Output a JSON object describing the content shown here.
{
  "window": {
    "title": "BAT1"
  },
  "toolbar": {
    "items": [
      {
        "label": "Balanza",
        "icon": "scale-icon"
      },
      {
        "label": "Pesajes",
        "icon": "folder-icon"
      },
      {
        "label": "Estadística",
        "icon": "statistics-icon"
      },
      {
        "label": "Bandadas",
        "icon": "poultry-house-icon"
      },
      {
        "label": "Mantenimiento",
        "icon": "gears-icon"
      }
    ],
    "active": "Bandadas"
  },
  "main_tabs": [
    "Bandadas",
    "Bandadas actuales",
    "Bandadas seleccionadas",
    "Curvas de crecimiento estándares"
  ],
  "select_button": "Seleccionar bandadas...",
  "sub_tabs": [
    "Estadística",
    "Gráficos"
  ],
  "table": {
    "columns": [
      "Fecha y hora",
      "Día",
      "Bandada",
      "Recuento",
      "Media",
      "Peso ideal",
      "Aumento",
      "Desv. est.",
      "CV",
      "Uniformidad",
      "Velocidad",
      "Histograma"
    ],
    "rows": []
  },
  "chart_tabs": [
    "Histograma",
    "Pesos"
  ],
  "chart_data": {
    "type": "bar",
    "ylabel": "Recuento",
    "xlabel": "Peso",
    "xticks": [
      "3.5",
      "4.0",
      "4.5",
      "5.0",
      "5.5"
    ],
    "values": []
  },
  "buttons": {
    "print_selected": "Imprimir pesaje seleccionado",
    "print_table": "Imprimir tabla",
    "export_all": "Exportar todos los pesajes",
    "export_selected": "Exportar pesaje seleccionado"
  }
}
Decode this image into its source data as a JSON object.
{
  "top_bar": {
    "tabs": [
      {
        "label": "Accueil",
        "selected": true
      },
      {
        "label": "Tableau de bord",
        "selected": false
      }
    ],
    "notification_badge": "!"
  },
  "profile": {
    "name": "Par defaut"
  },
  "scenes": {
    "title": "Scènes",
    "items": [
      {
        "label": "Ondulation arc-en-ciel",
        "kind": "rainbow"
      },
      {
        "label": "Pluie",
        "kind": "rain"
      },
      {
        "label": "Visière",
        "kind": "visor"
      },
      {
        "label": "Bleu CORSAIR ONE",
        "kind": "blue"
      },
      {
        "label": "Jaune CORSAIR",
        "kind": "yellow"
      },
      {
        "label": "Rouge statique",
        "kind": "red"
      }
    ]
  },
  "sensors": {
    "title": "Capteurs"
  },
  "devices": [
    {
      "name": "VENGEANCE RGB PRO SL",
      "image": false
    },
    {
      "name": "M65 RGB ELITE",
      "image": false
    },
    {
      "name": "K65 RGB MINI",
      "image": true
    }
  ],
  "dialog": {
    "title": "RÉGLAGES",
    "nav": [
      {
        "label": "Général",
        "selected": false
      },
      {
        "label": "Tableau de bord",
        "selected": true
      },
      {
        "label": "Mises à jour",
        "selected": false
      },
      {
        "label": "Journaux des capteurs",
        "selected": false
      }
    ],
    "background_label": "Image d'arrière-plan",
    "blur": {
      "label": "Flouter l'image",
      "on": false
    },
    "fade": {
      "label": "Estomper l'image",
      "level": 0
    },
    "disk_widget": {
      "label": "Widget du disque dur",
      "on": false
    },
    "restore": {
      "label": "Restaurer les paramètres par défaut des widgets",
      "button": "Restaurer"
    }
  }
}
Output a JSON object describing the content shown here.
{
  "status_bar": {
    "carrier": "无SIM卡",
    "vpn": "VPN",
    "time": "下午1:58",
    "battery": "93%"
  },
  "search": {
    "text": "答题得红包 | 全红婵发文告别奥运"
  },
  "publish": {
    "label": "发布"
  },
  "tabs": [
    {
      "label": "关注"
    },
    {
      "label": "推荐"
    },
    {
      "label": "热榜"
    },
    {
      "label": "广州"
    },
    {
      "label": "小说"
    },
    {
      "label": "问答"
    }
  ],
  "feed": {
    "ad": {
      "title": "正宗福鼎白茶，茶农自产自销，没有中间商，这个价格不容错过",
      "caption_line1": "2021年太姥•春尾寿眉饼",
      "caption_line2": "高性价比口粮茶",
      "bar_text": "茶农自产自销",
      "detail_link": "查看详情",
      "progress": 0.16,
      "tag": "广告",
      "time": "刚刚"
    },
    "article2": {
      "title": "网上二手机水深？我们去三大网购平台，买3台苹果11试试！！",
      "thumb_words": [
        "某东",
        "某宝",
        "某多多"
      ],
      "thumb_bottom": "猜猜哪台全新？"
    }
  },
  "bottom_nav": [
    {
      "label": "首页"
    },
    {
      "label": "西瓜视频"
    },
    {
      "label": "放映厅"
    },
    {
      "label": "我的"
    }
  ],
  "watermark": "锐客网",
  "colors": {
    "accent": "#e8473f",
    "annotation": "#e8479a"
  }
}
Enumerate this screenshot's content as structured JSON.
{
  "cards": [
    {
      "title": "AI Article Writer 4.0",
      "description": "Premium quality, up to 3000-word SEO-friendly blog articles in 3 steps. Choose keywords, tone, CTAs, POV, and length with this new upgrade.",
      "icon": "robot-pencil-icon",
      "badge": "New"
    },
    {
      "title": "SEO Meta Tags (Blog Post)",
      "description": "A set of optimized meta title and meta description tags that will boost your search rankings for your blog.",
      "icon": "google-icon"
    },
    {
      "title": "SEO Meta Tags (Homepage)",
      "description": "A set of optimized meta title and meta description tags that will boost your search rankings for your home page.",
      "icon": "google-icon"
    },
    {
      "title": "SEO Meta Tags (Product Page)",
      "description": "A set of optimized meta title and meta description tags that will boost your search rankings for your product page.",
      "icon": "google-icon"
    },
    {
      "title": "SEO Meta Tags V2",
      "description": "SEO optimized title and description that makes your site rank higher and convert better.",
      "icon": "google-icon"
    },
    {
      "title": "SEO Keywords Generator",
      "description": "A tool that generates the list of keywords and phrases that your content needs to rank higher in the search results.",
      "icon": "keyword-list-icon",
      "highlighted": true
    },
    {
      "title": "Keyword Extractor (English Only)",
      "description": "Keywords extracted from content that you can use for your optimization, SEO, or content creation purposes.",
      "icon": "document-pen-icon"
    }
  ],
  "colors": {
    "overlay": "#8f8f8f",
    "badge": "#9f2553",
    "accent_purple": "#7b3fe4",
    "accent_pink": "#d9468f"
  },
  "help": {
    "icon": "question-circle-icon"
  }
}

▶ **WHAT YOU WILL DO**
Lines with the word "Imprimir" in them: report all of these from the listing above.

▶ **OUTPUT FOR THIS TASK**
    "print_selected": "Imprimir pesaje seleccionado",
    "print_table": "Imprimir tabla",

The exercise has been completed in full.